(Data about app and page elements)
::::
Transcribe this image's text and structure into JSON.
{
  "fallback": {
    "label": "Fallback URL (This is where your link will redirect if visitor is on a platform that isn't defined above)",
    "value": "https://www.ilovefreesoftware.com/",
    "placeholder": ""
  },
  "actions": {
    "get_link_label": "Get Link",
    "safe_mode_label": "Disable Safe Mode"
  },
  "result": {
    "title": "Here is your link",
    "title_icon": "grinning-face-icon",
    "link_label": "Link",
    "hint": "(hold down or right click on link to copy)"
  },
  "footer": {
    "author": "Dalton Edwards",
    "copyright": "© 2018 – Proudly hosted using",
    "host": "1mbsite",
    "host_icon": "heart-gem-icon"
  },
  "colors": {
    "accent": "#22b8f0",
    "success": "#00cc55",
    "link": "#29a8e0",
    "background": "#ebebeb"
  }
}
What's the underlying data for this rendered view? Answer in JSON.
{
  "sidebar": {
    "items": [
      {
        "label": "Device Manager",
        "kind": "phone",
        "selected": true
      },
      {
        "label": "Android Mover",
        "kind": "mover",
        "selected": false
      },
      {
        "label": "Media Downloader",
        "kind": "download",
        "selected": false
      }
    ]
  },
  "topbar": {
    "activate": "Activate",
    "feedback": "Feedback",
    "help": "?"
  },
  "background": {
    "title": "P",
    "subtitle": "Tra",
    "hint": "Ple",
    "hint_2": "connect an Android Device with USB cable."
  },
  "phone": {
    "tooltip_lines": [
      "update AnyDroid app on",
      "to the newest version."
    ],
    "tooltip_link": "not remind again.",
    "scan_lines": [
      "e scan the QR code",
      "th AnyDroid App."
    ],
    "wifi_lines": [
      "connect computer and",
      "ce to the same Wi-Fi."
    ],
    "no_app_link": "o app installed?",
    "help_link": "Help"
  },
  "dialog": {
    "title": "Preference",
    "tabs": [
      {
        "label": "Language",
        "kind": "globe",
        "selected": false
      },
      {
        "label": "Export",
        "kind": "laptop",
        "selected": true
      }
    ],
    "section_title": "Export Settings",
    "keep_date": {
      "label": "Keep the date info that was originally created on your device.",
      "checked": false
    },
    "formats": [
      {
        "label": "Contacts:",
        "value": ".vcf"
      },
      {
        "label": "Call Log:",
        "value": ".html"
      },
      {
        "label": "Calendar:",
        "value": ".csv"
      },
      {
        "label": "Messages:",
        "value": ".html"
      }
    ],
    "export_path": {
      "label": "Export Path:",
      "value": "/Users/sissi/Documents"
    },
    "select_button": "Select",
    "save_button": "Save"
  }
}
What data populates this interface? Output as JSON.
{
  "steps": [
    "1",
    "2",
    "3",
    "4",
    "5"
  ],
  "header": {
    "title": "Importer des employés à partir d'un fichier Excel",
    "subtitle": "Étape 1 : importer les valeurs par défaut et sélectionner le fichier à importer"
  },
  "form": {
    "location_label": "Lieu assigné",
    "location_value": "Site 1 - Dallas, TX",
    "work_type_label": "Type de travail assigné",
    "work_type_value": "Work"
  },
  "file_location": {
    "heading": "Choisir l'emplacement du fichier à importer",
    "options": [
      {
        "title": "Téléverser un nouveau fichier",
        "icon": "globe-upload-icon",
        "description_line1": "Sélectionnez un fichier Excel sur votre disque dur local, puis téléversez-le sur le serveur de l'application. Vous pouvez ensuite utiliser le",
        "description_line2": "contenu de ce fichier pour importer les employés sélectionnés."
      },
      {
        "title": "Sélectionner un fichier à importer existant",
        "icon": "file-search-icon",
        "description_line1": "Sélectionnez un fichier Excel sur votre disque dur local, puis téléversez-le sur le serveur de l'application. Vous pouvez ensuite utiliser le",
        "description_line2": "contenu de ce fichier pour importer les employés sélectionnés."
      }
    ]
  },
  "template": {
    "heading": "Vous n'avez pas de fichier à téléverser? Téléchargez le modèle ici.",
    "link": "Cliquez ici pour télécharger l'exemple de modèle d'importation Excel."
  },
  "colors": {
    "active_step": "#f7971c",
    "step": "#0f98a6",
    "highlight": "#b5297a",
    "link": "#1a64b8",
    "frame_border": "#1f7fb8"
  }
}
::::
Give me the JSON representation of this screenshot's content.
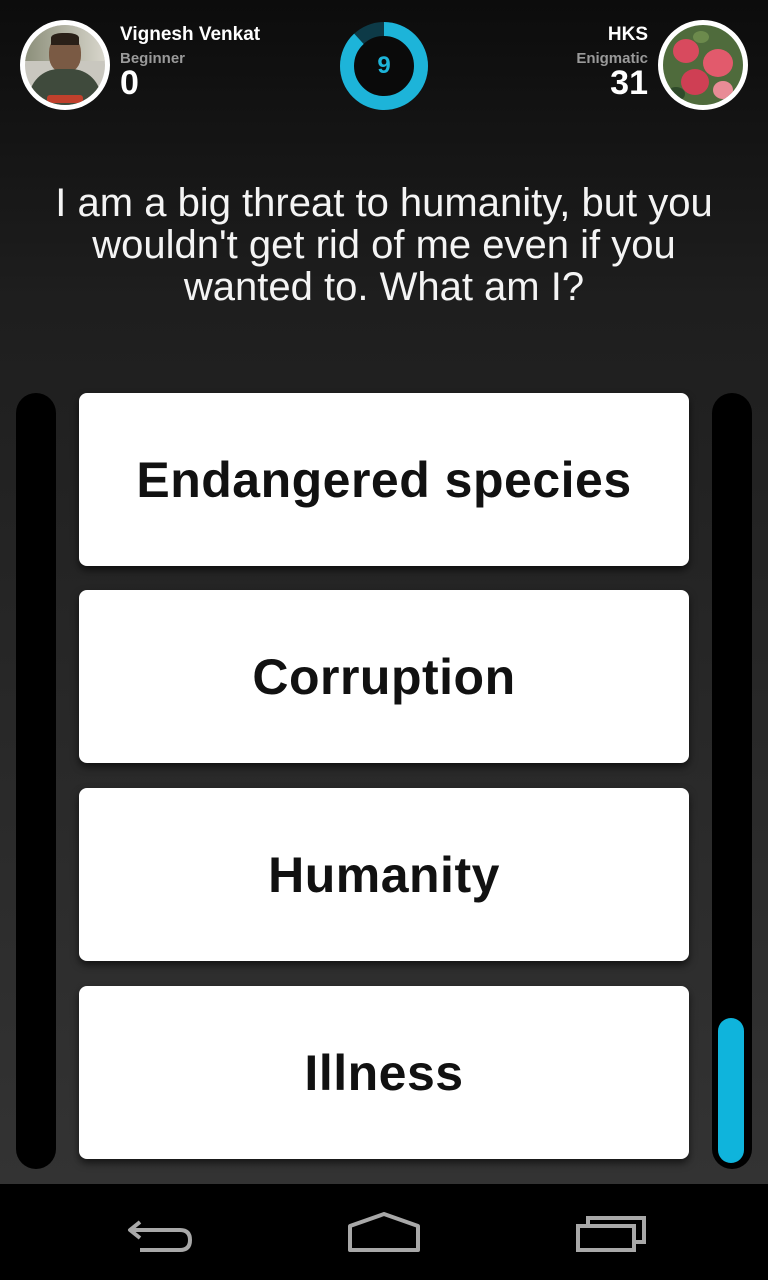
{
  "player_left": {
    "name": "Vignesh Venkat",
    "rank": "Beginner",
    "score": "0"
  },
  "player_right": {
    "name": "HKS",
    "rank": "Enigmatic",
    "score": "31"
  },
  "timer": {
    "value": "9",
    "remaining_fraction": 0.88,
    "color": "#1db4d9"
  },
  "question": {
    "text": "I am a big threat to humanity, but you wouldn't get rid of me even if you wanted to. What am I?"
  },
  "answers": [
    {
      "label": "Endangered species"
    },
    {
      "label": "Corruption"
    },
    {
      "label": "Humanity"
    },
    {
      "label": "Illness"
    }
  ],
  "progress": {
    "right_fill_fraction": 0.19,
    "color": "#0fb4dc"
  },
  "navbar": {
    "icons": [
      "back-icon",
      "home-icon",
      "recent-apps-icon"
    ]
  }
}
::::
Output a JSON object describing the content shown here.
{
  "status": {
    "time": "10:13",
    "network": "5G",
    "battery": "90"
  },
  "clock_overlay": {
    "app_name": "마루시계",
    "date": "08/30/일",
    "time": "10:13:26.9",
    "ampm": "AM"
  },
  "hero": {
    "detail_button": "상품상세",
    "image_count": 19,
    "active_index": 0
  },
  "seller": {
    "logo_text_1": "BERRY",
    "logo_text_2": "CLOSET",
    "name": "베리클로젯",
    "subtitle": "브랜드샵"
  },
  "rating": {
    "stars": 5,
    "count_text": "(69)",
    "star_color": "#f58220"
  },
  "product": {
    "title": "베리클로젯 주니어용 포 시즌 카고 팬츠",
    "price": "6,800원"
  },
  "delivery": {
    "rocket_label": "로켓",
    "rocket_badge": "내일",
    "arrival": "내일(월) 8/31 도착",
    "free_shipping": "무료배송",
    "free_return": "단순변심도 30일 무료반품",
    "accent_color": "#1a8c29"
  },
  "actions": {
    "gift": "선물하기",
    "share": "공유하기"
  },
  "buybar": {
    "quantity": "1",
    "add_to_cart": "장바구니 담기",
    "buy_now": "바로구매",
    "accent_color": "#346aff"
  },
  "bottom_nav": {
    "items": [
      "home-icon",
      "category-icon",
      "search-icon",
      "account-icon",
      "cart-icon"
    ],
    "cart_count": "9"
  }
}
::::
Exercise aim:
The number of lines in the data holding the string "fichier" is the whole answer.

Answer area:
10